By Timothy Deenihan
It’s not so uncommon for actors to take a turn at public office later in their careers. Clint Eastwood was mayor of Carmel. Arnold Schwarzenegger was governor of California, as was Ronald Reagan before he ascended to the office of president. Even our current commander-in-chief has had more than a few turns on both the small and large screen.
What’s less common is to start out by heading to Congress. And yet, Jack Ferreira ’22, a Sacred Heart theatre arts major, has done just that. The key difference here is that Jack’s mission is one of public service, not public office.
This summer, Ferreira received our nation’s highest award for youth and young adults—the Congressional Gold Medal Award—in recognition of his service to his community and his commitment to his own personal growth and wellbeing.
It’s a rigorous qualification process. Over a minimum of two years, Gold Medal recipients must log at least 400 hours of community service, 200 hours of personal development, 200 hours of physical exercise and activity, as well as at least one full week of expedition, coordinated by the applicant and approved by the program.
Ferreira went well above and beyond requirements, logging more than 1,500 hours of service to Fairfield County’s theater and arts community. Starting as an usher at the Bridgeport Cabaret Theatre, Ferreira eventually earned house management responsibilities. At the Barnum Museum in Bridgeport, he took on both project research and mobile game design to enhance visitor experience. Embracing the personal challenges the program commands, he even pushed himself to step out of the shadows and into the spotlight, auditioning last summer for the Fairfield Teen Theatre production of Les Misérables and earning the fiercely challenging role of Inspector Javert, the story’s primary antagonist.
Ferreira’s journey began at his cousin’s high school graduation, where students were being recognized for their academic and sporting successes, and their commitments to the military or their college acceptances— the standard commencement ceremony fare. The speaker that day, however, offered a different take on the whole thing. At the end of it all, he told them, what will matter is this: Did you make the world a better place? With that, he challenged the newly graduated, their friends and families to become more involved in their communities.
The message hit home with Ferreira and his mother, Alice (Chaves) Ferreira ’91, who was in the audience with him that day. Ferreira was already volunteering at the Cabaret, but the desire to see community service honored as a contribution to a better society drove mother and son to set some goals. A Google search led them to the Congressional Award.

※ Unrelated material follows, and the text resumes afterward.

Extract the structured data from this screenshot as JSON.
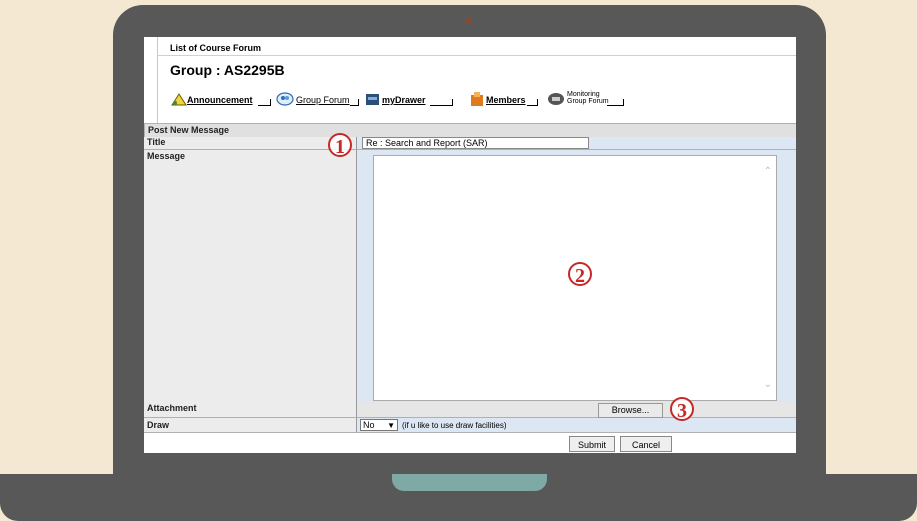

There are six levels of involvement in the program: bronze through gold certificates, and bronze through gold medals. “The Gold [Medal] is pretty exhaustive,” says Alice, “But you appreciate the rigor. It gives it real value.”
Ironically, Ferreira discovered the fruit of his years of labor during an incidental online search. He was scrolling across a miniature map of award recipients when he hovered over Connecticut—and saw his name. “It was just there, and I thought, ‘…wow,’” Ferreira says, articulating the speechlessness one feels when blindsided by greatness. The actual letter and certificate arrived in the post a few days later. The award ceremony was held at the Capitol in Washington, D.C., in June.
One challenge related to the time the award required was that the process rolled into Ferreira’s freshman year at Sacred Heart. While he was able to use the time to continue working toward some of the award’s benchmarks, (walking the several miles to campus, for example, instead of driving or catching a bus), as a theatre arts major, he had to excuse himself from his involvement with other theatre programs during the course of his studies (a common requirement of conservatories and academic theatre programs). “It was hard to say goodbye to the people I’d been working with for so long,” he says, “but at the same time, [Sacred Heart and the Theatre Arts Program] has been so welcoming and exciting—it’s an amazing place to be.”
A similarity of mission also helps soften the transition. Alice says it best. “Our school is so mission-driven, so selfless,” she says. “I really felt like this award was in keeping with everything SHU values.” She references specifically what she calls the University’s “purposeful growth,” detailing both its physical expansion and its burgeoning academic relevance, all while remaining a good neighbor to its bordering communities.
“Of course, I’m a proud mother right now,” she laughs. “But if other students follow and earn that recognition for themselves and the school, that would just be sprinkles on the cupcake.